Jeanne Ann is smart, stubborn, living in an orange van, and determined to find a permanent address before the start of seventh grade.
Cal is tall, sensitive, living in a humongous house across the street, and determined to save her.
Jeanne Ann is roughly as enthusiastic about his help as she is about living in a van.
As the two form a tentative friendship that grows deeper over alternating chapters, they’re buoyed by a cast of complex, oddball characters, who let them down, lift them up, and leave you cheering. Debut novelist Danielle Svetcov shines a light on a big problem without a ready answer, nailing heartbreak and hope, and pulling it off with a humor and warmth that make the funny parts of Jeanne Ann and Cal’s story cathartic and the difficult parts all the more moving.
Hope in the Holler
Published: January 9, 2018
Right before Wavie’s mother died, she gave Wavie a list of instructions to help her find her way in life, including this one: Be brave, Wavie B! You got as much right to a good life as anybody, so find it! But little did Wavie’s mom know that events would conspire to bring Wavie back to Conley Hollow, the Appalachian hometown her mother tried to leave behind. Now Wavie’s back in the Holler–and in the clutches of her Aunt Samantha Rose. Life with the devilish Samantha Rose and her revolting cousin Hoyt is no picnic, but there’s real pleasure in sleeping in her own mother’s old bed, and making friends with the funny, easygoing kids her aunt calls the “neighborhood-no-accounts.” With their help, Wavie just might be able to prevent her aunt from becoming her legal guardian, and find her courage and place in the world.
The Fresh New Face of Griselda
Published: August 27, 2019
Griselda “Geez” Zaragoza has a love for beautiful things, like her collection of vintage teacups and the flower garden she and her dad planted in the front yard. But when his business fails, Griselda loses not just her home, but also her confidence and her trust in her unflappable parents.

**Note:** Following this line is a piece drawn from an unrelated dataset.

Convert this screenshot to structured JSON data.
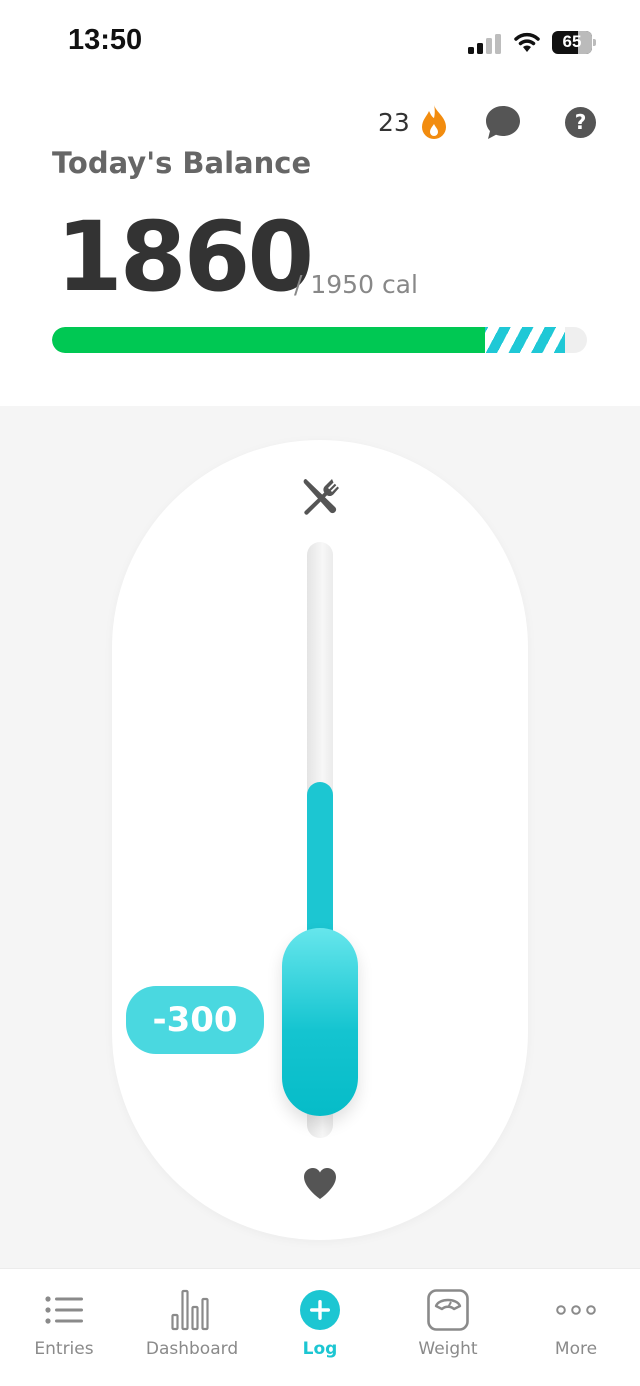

Tagging along with big sister Maribel, who postponed college for a job selling Alma Cosmetics, Geez dreams up a way to reclaim the life she thinks she lost. If she can sell enough tubes of glistening, glittery Alma lip gloss, she’ll win a cash prize that could help jump start her dad’s business.
With ups and downs along the way, Geez will discover that beauty isn’t just lost or found, but made and re-made.
There they are: 40 of the best middle-grade books about homelessness and poverty. Although not all these books features characters living on the street per say, you’ll find that they hit the issues of home insecurity right on the head.
Have you read any of these best middle-grade books about homelessness and poverty? Which ones are your favorite? Do you have any recommendations that aren’t on this list? Please share in the comments!
I have read several of these. I think I liked Wolf Hollow and The Bridge Home best, but all the books I read were very good. I have a couple on my stack to read and will add some to my staggering TBR list. Thanks for the post.
Afoma Umesi says
THE BRIDGE HOME is a real tearjerker – broke my heart, that one. My pleasure, Rosi!
I’ve read Crenshaw, Louisiana, and Front Desk….I didn’t know there were so many others! Thanks for sharing!
Afoma Umesi says
There are! You’re welcome, Carol!
[email protected] says
I have only read two of these, but No Fixed Address is a favorite of mine. Felix owned my heart!
Afoma Umesi says
I have that one on my Kindle! Have to read it next, I’ve heard many good things!
I have linked to this post and given you a shout out on my blog. https://rosihollinbeck.com/2020/05/03/my-jasper-june-review/
Afoma Umesi says
Augusta Scattergood says
Goodness! Another great list. I put this one on my Pinterest board. You are an amazing reader and reviewer, Afoma. Keep up the good work.
Afoma Umesi says
Hi Augusta! Thank you for all your lovely comments. I’m thrilled to see that you’ve been enjoying my book lists 🙂
I just finished reading “Living at Langster Motel” by Cindy Sabulis. It’s about a girl (and a bunch of other homeless families) who live in a motel. I found the book very enjoyable. Thanks for the list of other books.